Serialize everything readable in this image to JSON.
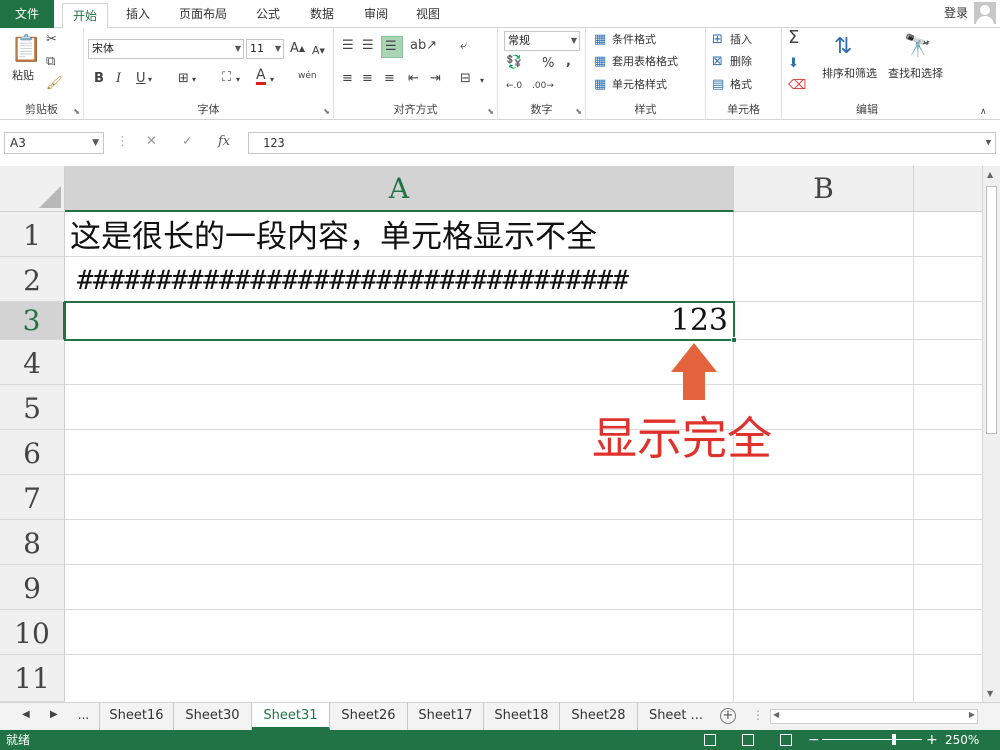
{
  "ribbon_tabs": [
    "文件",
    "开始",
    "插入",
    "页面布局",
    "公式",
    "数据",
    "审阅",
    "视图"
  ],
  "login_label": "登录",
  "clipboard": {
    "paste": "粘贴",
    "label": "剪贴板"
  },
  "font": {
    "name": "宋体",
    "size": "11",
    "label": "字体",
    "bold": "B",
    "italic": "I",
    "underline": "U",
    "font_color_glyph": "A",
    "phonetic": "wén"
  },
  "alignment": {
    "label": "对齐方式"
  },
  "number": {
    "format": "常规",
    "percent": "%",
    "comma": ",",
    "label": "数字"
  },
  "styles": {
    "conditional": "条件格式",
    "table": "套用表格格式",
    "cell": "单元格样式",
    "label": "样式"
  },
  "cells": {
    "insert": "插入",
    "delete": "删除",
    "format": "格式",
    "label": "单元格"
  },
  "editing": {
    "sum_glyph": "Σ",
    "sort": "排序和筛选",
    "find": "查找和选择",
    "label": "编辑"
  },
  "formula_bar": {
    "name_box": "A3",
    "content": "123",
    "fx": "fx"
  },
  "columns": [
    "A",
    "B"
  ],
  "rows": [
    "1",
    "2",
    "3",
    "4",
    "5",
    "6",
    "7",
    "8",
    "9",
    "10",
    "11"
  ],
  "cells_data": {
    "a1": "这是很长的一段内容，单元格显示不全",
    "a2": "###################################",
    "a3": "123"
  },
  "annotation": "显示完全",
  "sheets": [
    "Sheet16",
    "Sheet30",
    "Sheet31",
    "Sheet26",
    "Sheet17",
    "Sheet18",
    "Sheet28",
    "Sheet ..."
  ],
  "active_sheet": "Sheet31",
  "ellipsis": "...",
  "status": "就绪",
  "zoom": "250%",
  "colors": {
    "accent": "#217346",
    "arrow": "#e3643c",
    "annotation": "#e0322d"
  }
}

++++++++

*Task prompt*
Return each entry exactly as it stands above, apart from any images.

*Result for this task*
Serialize everything readable in this image to JSON.
{
  "ribbon_tabs": [
    "文件",
    "开始",
    "插入",
    "页面布局",
    "公式",
    "数据",
    "审阅",
    "视图"
  ],
  "login_label": "登录",
  "clipboard": {
    "paste": "粘贴",
    "label": "剪贴板"
  },
  "font": {
    "name": "宋体",
    "size": "11",
    "label": "字体",
    "bold": "B",
    "italic": "I",
    "underline": "U",
    "font_color_glyph": "A",
    "phonetic": "wén"
  },
  "alignment": {
    "label": "对齐方式"
  },
  "number": {
    "format": "常规",
    "percent": "%",
    "comma": ",",
    "label": "数字"
  },
  "styles": {
    "conditional": "条件格式",
    "table": "套用表格格式",
    "cell": "单元格样式",
    "label": "样式"
  },
  "cells": {
    "insert": "插入",
    "delete": "删除",
    "format": "格式",
    "label": "单元格"
  },
  "editing": {
    "sum_glyph": "Σ",
    "sort": "排序和筛选",
    "find": "查找和选择",
    "label": "编辑"
  },
  "formula_bar": {
    "name_box": "A3",
    "content": "123",
    "fx": "fx"
  },
  "columns": [
    "A",
    "B"
  ],
  "rows": [
    "1",
    "2",
    "3",
    "4",
    "5",
    "6",
    "7",
    "8",
    "9",
    "10",
    "11"
  ],
  "cells_data": {
    "a1": "这是很长的一段内容，单元格显示不全",
    "a2": "###################################",
    "a3": "123"
  },
  "annotation": "显示完全",
  "sheets": [
    "Sheet16",
    "Sheet30",
    "Sheet31",
    "Sheet26",
    "Sheet17",
    "Sheet18",
    "Sheet28",
    "Sheet ..."
  ],
  "active_sheet": "Sheet31",
  "ellipsis": "...",
  "status": "就绪",
  "zoom": "250%",
  "colors": {
    "accent": "#217346",
    "arrow": "#e3643c",
    "annotation": "#e0322d"
  }
}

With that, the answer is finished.